down- arrangements for storytelling at the conference followed
loaded this tradition. Requests for stories were not prescriptive. Cell phone videos - how to:
onto mobile Farmers could tell their stories in the way they preferred Farmers were shown how to make short video
phones for clips of stories that they could send by mobile
and share what was important to them. This format meant
sharing. phone. In this way, farmers could share their sto-
that farmers could talk about issues and feelings that are
often considered too trivial to be addressed at formal con- ries and the stories of other participants with
ferences or not even relevant. friends and neighbors when they returned home.
The video to the right explains the process with-
out words, suitable for multicultural settings.
Seed and Food Fair
A highlight of the conference was a show-and-tell
‘food fair’. Farmers showed their bread, food products
and crop varieties, and related
Network mapping was used primarily to illustrate a major
how these have evolved to meet
conference goal: creating direct connections, especially be-
local tastes and cultural prefer-
tween farmers, to make the network
ences. This short event was an
more sustainable. The exercise gave
enormous energizer for the con-
the participants a tactile experience of
ference and a great success with
locating themselves geographically in a
network, while at the same time pro-
ducing the data for the subsequent so-
cial network analysis.
Before the conference During the conference After the conference
The Hubs and Spokes Many new connec- Surprisingly, the overall
model with ICARDA as tions were made be- number of connections
the central information tween the participants in the network went up
broker and only go- creating a more sus- after the conference.
between was the tainable network. Participants made
starting point. ICARDA’s central role contacts with each
was temporarily re- other particularly in
duced. their own and neigh-

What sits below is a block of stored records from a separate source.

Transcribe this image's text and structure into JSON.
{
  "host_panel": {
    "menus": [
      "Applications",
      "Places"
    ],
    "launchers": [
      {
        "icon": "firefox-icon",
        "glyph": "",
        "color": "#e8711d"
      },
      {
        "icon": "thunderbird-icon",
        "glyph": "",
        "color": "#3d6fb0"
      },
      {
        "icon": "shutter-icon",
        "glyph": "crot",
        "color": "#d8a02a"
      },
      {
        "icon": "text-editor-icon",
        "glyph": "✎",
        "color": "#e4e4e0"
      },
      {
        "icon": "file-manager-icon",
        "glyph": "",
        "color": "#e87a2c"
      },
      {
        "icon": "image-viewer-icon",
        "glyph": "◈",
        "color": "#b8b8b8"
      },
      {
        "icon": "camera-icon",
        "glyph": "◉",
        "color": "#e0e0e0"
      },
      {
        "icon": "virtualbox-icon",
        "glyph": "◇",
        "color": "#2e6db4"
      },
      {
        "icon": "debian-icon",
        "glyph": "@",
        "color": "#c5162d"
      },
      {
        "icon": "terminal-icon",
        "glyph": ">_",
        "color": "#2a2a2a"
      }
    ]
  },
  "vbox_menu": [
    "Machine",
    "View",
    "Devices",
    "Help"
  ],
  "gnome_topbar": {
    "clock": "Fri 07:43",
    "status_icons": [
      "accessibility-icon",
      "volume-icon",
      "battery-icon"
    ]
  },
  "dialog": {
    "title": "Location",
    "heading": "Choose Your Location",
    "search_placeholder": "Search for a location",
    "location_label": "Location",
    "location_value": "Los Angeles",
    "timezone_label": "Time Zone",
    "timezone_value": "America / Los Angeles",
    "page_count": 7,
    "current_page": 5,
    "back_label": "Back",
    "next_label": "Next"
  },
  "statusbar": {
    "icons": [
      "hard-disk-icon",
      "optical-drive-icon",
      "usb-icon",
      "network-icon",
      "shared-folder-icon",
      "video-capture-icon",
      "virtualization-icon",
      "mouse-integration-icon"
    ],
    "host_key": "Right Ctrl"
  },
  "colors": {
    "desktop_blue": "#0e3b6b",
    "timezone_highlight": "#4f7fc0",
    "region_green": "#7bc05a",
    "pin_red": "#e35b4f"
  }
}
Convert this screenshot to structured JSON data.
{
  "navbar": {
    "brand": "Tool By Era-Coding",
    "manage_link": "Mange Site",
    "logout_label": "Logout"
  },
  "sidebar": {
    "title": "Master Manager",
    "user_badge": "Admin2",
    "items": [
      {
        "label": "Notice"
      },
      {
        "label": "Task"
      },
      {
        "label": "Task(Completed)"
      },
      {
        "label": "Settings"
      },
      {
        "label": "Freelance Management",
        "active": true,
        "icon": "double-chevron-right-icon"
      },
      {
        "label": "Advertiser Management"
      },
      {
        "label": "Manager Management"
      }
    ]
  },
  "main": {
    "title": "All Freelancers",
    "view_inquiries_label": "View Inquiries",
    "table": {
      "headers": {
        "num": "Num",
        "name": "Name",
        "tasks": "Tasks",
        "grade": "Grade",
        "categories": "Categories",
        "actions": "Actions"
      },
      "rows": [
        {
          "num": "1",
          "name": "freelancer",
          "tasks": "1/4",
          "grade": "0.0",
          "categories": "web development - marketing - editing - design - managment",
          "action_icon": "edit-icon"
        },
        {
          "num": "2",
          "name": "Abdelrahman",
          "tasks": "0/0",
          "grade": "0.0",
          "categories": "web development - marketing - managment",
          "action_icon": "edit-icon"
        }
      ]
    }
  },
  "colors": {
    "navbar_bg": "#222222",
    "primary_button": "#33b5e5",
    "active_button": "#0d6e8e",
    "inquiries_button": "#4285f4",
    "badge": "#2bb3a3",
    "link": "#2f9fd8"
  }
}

Evaluation results Key lessons learned
The conference enriched the network The limited internet access and broad band connections of
of farmers and researchers and, thus the farmers turned out to be the weak link in the distribution
made it more sustainable. strategy. A different approach for jump-starting the circulation
of the cell phone videos should have been adopted to fully
After the conference, the farmers exploit the potential of already existing cell phone usage.
shared the knowledge with others pri-
marily by telling stories. Very few ICTs potentially facilitate communication and collaboration
showed the website and nobody dis- across distance between farmers and researchers. However,
tributed the cell phone videos available poor farmers’ lack of access to ICTs remains a barrier to ef-
How farmers spread knowledge on the website. fective participation. Gender and age need to be given par-
ticular attention, when using ICTs to involve farmers in the re-
Rouqeia Ibrahim, Farmer Monitoring the spread of stories shared via cell phones re-
“I learned a lot of new things about planting, using fertilizer, harvesting and good practice for keeping mains a challenge. Beyond asking immediate clients for
seeds. I wrote down everything and will use many of the things I learned in my ﬁelds next year.” feedback, there is little evidence to show that these stories
are actually traveling via phone but we also learned that orally
Stefania Grando, Researcher they are being spread very effectively.
“The conference achieved its objective of collecting and consolidating farmers knowledge, which will
help scientists in better targeting their research to address farmers’ needs. Also, the conference was Authors
successful i establishing linkages between national level networks of barley farmers in this six countries.” Alessandra Galié, Research Fellow at ICARDA
Bernhard Hack, Evaluator at www.RE4D.net
Mohamed Maatougui, Researcher
“In my experience farmers have a lot of good knowledge skills and experience. We can learn a lot from Andrea Pape-Christiansen, KM Specialist at ICARDA
them. The conference gave them central stage to share with each other and also with us, the research Stefania Grando, Barley Breeder at ICARDA
community.” Salvatore Ceccarelli, Participatory Plant Breeding Specialist